The protests were also over proposed constitutional changes which would allow the people, rather than Parliament to elect the president, likely increasing the chances of Gul being elected. The military has stated it would move against the government if religion was allowed to enter too far into politics. At a recent conference at the New School for Social Research, attended by RW, Turkish sociologist Nelufah Gole said that the demonstrations show how secularism has changed.
Rather than the state being the main actor, secularism has permeated the Turkish middle classes (also seen by the fact that the large demonstrations have taken place in more pluralistic Istanbul as well as in the secularist bastion of Ankara). Gole said that such engagement in street politics by the middle classes is new for Turkey, where marginalized groups usually take to the streets.
That the demonstrators display Turkish flags and use nationalist rhetoric, and that the events are organized by women’s groups may result in an unusual “feminine coup,” Gole added. Women (among others) have reacted strongly to the fact that Gul’s wife wears a head scarf.

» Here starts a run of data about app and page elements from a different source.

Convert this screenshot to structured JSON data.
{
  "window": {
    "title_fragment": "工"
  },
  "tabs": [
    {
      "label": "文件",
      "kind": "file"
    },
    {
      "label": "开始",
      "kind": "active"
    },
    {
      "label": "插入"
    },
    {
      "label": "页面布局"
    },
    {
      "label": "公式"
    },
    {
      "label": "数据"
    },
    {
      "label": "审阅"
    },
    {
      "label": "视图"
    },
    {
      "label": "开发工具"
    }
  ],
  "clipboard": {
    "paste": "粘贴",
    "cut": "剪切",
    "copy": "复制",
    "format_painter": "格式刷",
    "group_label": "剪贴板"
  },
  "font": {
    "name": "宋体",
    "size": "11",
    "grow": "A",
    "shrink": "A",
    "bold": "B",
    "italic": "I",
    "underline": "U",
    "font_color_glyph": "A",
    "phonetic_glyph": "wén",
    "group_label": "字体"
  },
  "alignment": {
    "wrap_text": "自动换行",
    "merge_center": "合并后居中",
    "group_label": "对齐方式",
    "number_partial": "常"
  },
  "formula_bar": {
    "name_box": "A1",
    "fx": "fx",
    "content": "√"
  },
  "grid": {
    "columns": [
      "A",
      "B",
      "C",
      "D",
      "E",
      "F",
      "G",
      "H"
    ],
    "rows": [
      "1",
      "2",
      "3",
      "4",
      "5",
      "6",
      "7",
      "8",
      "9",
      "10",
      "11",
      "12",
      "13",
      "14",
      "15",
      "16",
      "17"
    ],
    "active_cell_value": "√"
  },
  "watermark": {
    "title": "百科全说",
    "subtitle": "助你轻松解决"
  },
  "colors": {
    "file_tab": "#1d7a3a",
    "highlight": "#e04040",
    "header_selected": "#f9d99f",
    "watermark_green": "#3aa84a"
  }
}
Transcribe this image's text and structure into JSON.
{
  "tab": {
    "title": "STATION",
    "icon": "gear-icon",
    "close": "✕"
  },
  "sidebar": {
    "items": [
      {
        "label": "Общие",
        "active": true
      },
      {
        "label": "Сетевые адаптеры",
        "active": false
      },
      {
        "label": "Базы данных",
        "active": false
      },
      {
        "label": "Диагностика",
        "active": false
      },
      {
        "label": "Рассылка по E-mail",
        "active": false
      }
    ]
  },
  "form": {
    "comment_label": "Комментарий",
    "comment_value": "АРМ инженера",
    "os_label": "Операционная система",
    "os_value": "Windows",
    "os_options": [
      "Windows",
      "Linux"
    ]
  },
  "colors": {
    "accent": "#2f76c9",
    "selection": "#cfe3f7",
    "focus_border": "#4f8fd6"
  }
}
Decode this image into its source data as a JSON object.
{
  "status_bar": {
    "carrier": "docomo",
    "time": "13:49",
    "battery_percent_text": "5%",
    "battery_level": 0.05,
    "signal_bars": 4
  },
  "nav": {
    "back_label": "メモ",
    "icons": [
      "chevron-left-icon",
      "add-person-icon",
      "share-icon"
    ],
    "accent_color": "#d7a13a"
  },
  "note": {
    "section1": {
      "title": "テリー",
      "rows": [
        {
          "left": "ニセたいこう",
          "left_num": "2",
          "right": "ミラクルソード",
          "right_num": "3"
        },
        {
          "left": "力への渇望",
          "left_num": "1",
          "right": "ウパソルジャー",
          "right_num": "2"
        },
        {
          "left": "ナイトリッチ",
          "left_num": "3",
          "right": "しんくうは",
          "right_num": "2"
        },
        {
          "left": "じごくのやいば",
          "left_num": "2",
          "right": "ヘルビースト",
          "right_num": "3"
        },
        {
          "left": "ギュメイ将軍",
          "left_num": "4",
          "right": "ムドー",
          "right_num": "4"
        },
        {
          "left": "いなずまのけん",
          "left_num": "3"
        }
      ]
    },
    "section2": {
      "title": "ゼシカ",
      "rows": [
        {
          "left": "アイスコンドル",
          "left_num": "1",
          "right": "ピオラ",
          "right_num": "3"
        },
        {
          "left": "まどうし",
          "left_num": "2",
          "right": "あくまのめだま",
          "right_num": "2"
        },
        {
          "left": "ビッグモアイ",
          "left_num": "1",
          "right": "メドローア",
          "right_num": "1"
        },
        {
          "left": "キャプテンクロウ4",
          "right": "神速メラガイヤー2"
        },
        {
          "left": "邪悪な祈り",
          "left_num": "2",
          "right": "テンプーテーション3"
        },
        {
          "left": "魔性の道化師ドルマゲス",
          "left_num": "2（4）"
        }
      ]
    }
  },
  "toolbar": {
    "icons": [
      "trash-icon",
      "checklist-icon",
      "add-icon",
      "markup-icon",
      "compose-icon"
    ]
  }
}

Yet Gul’s move through the political ranks (and his moderate views) may ultimately show the upward mobility of Muslim Turks, as many have transformed themselves from “Islamists to conservative democrats,” Gole concluded.